A very frequent orthodontic problem is an overbite caused by a small lower jaw that is further back than it should be. The Herbst appliance is an orthodontic device that promotes lower jaw growth to correct bite issues. It is attached to the teeth using cemented bands and typically requires minimal maintenance or adjustments. Depending on case severity, an orthodontic visit may be necessary for adjustments. Patients see rapid results and enjoy the benefits of having straight teeth and a properly aligned jaw. While it is still very easy for the mouth to open and close, the Herbst device prevents the lower jaw from moving backward. The cemented bands are used to attach the appliance to the back molars of the upper and lower jaw. Initially, biting and chewing may feel strange or uncomfortable but the feelings will subside as the mouth and jaw become used to the appliance.
Lower Lingual Arch
A lower lingual archwire is commonly used as a space maintainer because it maintains the position of the molars while adult teeth are erupting in the lower arch. This appliance promotes better tooth movement control, preserves the molars, and corrects harmful or uncomfortable movement of the molars. Speech can be affected after application but typically returns to normal within days or weeks as the mouth becomes accustomed to wearing the appliance. It is best to avoid overtly sticky foods while wearing a lower lingual arch as it can become dislodged or removed. An LLAA is composed of stainless steel bands that are placed around the molars and wiring along the inner surfaces of the teeth.
The Nance is a fixed appliance commonly used to anchor the molars into their final position and prevent them from drifting after they have been moved by other appliances, in particular headgears. The Nance is positioned across the roof of the mouth with bands placed on the posterior two molars of the upper jaw. Wires are connected to the inside of the bands and an acrylic pad will be placed in the center of the wire that fits against the roof of the mouth. The Nance appliance is worn for several months while the other teeth are being moved to their correct position.

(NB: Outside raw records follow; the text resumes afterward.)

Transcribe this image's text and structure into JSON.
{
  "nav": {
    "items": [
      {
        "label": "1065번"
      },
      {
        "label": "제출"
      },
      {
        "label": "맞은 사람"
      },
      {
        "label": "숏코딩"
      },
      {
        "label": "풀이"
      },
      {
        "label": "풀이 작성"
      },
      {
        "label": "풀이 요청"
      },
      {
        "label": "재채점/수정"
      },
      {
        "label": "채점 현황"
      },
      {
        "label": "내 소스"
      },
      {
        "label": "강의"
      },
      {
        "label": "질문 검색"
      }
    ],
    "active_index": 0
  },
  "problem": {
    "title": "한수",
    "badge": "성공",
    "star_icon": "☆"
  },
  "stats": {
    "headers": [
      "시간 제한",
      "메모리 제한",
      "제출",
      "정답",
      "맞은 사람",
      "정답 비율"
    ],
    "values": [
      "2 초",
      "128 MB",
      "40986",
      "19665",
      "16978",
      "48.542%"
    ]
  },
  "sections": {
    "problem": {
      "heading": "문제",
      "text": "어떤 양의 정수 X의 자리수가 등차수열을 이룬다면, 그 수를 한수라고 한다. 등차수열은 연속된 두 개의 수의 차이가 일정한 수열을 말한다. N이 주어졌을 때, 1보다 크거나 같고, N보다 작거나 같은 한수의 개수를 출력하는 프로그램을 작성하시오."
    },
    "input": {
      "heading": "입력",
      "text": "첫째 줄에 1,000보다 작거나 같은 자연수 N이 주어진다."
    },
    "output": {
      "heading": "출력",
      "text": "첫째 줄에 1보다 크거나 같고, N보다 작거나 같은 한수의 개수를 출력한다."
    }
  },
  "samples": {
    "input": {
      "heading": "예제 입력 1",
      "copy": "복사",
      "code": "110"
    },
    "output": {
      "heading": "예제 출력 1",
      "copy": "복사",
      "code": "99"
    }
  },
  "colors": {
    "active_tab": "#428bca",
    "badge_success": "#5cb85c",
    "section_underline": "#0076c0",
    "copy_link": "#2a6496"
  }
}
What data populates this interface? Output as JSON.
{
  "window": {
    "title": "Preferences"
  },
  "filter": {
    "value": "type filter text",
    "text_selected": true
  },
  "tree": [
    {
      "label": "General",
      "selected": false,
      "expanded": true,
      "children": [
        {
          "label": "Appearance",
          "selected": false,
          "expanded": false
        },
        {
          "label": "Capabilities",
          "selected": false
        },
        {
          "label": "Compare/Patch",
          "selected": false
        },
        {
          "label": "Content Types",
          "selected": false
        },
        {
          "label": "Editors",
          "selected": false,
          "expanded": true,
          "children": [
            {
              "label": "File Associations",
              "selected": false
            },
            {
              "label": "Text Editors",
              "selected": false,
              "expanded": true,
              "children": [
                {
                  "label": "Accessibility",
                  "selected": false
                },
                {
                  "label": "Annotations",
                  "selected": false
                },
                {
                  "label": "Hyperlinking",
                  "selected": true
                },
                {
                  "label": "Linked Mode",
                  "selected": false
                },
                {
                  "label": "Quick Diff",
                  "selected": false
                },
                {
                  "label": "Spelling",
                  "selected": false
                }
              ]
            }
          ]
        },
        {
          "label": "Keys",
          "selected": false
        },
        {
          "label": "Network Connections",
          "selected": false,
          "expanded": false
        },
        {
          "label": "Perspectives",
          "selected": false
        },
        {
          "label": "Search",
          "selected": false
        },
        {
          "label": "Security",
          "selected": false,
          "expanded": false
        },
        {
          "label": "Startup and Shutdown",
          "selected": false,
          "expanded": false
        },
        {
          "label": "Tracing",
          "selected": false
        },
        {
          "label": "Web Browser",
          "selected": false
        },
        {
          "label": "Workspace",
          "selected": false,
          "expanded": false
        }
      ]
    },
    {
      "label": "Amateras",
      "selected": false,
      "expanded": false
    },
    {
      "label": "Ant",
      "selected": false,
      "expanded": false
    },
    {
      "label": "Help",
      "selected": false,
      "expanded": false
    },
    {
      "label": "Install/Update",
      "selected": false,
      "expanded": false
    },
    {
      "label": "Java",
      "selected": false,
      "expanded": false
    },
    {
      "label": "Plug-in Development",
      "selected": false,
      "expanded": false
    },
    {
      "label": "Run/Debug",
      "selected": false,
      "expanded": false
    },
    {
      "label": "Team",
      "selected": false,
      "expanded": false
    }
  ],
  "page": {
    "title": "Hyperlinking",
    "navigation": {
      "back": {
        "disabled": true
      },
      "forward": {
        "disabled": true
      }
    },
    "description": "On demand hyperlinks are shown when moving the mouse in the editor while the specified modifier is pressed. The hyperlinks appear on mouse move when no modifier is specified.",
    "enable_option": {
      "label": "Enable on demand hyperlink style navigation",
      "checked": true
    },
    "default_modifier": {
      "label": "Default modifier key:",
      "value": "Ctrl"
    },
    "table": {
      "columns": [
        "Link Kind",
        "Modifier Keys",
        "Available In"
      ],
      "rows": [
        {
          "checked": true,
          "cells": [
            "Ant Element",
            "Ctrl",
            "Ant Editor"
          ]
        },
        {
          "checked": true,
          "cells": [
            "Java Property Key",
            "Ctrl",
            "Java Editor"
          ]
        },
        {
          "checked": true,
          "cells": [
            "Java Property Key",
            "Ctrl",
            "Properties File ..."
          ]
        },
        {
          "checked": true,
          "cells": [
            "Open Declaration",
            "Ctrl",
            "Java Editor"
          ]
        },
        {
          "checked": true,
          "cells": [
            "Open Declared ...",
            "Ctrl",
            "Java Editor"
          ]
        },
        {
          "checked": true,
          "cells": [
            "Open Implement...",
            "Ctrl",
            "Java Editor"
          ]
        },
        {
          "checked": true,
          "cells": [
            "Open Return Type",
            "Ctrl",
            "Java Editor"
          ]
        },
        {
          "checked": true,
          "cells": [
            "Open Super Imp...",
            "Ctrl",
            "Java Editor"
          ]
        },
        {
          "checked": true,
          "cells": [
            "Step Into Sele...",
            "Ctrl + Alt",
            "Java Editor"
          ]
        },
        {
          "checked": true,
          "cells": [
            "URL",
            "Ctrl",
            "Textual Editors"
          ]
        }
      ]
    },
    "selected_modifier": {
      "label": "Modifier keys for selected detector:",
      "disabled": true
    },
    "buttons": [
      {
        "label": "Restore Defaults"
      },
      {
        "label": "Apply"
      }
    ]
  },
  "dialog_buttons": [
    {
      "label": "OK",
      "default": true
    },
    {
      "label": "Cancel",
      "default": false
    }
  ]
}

Prolonged thumb sucking can have serious consequences on teeth alignment. The most popular method for discouraging thumb sucking is an appliance called the Palatal Crib. Molar bands are attached to a small cage positioned behind the upper front teeth; this cage serves as an “obstacle” and causes discomfort to remind patients not to place their finger or thumb in their mouth. This appliance is safe for use on younger patients and is a common choice for parents trying to break their child’s thumb-sucking habit. Schedule an appointment with our Davie pediatric orthodontist, Plantation pediatric orthodontist, or Tamarac pediatric orthodontist to discuss treatment options.
Temporary Anchorage Devices (TADs)
Temporary Anchorage Devices (TADs) utilize minuscule anchors (6 to 10 mm) to facilitate teeth movement and may be used in addition to braces. Although they look like small screws, they’re made of titanium, a material that will not be rejected by the body or corrode the mouth. They rest on the gum and are designed to hold in bone and be compatible with the soft tissue through which they pass.
Due to their firm position on the gum, TADs are considered an alternative to headgear and have become a much more comfortable and discreet option for patients. As long as the gums are kept healthy, there are very few complications with these devices. Although they present many advantages, TADs are not the perfect or most appropriate solution for all patients. Contact us to find out if your case can be resolved with TAD’s.
Space Maintainers for Kids
Space maintainers help “hold space” for permanent teeth. Your child may need one if he or she loses a baby tooth prematurely before the permanent tooth is ready to erupt. If a primary tooth is lost too early, adult teeth can erupt into the empty space instead of where they should be. When more adult teeth are ready to come into the mouth, there may not be enough room for them because of the lost space. To prevent this from happening, the dentist may recommend a space maintainer to hold open the space left by the missing tooth.
Removable & Fixed Space Maintainers
Removable maintainers are similar to orthodontic appliances and are usually made of acrylic. In some cases, an artificial tooth may be used to fill a space that must remain open for the unerupted tooth.
There are four different kinds of fixed space maintainers: unilateral, crown and loop, distal shoe and lingual.